In prognosis, it will not be just the fleeting love affair with TBMD that will contribute to harmful neglect of other missions. Rather, it will be TBMD coupled with the sheer lack of enough surface combatants to conduct all of the other missions required at sea. As battle groups deploy with fewer and fewer surface combatants to protect them, which missions will draw priority? One imagines the Aegis TBMD combatants being mustered and stationed to provide an umbrella of defense for the upper tier of U.S., favored nation’s, or some aggression victim's air space. Somehow, a billion-dollar Aegis combatant seems more at home in a TBMD station than escorting the T-AKR Deiiabola from Charleston to the Arabian Gulf to offload a mechanized brigade’s equipment. Yet Aegis-equipped surface combatants will soon have to do both. It is the escort duty that for years has been more typical of surface combatants. Though historically required to execute many missions, the utility infielder of the battle group is now tethered increasingly to the Tomahawk launch box and predictably will be tied increasingly to a TBMD zone.
These valid missions may have been folded into the surface combatant repertoire prior to the drastic downsizing of the surface combatant force structure. However, the recent and ongoing loss of many surface combatants equally equipped to execute the less sexy missions (e.g., plane guard, naval gunfire support, convoy, amphibious group protection, ASW patrol, and maritime interdiction) has contributed to a shortage of surface combatants to carry out all missions.
At a time of force structure subtraction, mission additions such as TBMD and Tomahawk produce conditions that—to the seaman—are like a natural fiber rope under heavy strain. The telltale audible protests threaten to part the line securing the surface combatant to all operations from the sea. To add capability, without a commensurate addition of availability, risks parting that line, and the backlash is a performance degradation in all surface-combatant missions.

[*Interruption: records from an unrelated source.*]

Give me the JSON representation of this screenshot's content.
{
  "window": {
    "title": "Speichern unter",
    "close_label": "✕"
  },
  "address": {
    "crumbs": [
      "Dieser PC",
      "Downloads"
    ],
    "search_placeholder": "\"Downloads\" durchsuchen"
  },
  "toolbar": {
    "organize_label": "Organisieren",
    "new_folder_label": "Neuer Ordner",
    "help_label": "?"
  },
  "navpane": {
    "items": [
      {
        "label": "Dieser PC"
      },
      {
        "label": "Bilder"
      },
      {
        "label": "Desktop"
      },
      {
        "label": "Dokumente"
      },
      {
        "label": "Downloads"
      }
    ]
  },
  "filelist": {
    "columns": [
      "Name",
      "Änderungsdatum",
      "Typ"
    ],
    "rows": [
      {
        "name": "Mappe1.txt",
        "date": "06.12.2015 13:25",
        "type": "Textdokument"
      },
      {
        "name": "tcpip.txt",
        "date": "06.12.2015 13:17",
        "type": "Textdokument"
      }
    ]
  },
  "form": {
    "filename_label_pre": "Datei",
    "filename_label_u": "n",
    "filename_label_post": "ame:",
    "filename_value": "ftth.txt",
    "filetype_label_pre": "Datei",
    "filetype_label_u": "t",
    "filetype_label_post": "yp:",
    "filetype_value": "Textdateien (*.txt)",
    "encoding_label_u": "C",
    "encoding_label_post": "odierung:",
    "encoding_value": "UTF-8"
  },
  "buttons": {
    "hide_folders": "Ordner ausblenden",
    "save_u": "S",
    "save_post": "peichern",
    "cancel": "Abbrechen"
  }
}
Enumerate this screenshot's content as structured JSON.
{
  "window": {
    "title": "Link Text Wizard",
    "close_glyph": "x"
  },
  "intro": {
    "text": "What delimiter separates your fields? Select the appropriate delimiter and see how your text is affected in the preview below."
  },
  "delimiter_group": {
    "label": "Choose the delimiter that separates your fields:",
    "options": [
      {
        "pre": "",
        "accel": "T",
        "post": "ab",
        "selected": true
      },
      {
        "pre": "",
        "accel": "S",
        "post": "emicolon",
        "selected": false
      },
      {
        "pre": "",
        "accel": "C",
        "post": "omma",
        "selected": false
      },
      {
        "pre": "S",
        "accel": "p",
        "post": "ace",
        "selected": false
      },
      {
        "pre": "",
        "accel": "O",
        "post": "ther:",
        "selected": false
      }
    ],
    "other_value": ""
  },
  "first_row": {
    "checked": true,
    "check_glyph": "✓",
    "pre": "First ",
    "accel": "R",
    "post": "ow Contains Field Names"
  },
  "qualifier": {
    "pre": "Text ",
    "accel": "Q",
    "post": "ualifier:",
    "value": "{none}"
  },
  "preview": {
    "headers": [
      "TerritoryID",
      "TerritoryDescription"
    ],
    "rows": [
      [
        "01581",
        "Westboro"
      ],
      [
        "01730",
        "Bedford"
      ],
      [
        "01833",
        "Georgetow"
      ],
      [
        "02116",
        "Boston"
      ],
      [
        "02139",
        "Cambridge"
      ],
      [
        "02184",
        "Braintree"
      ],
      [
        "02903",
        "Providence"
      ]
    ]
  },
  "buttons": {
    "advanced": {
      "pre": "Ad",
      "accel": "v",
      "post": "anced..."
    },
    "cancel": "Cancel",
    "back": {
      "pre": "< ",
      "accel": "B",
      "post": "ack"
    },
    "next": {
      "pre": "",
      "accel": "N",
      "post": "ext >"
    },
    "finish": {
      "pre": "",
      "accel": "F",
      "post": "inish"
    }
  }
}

The precarious balance between force projection and force protection, in which the dwindling surface combatant contributes on both sides of the scale, is upset by the reduced numbers available for duty. The balance is gone, and only undesirable choices remain. Normally unacceptable sacrifices in protection of the force will give way to projection of power and defense of randomly targeted civil populations.
So, once again, can we swallow the TBMD pill? The answer is that we must; however, we must not do so without first using the TBMD mission addition as justification for a commensurate increase in surface combatant force levels. The two-MRC scenario with the full range of surface combatant duty requirements—including a taxing TBMD and Tomahawk requirement—should be used as the baseline in calculating the numbers of required surface combatants.
An appropriately conservative estimate that accounts for training and maintenance cycles produces numbers in the range of 150 to 160, which is well above the planned 116. The actual number required is subject to extended debate. The point is, the TBMD mission will require additional ships. Keeping the planned amount of ships— without accounting for the new mission requirements—will lead to a siphoning off of surface combatants from seemingly less-urgent missions to those missions making the strategic front page news.
When adding capability, let’s not forget to add availability. The pleasurable moments for a good shepherd are few, but they are fewer still without enough shepherds to tend to the flock.
Commander Rosenlof is a surface warfare officer who completed his Executive Officer tour in the USS O'Brien (DD-975). He is on the staff at Headquarters U.S. Commander in Chief, Pacific, at Camp H. M. Smith in Hawaii.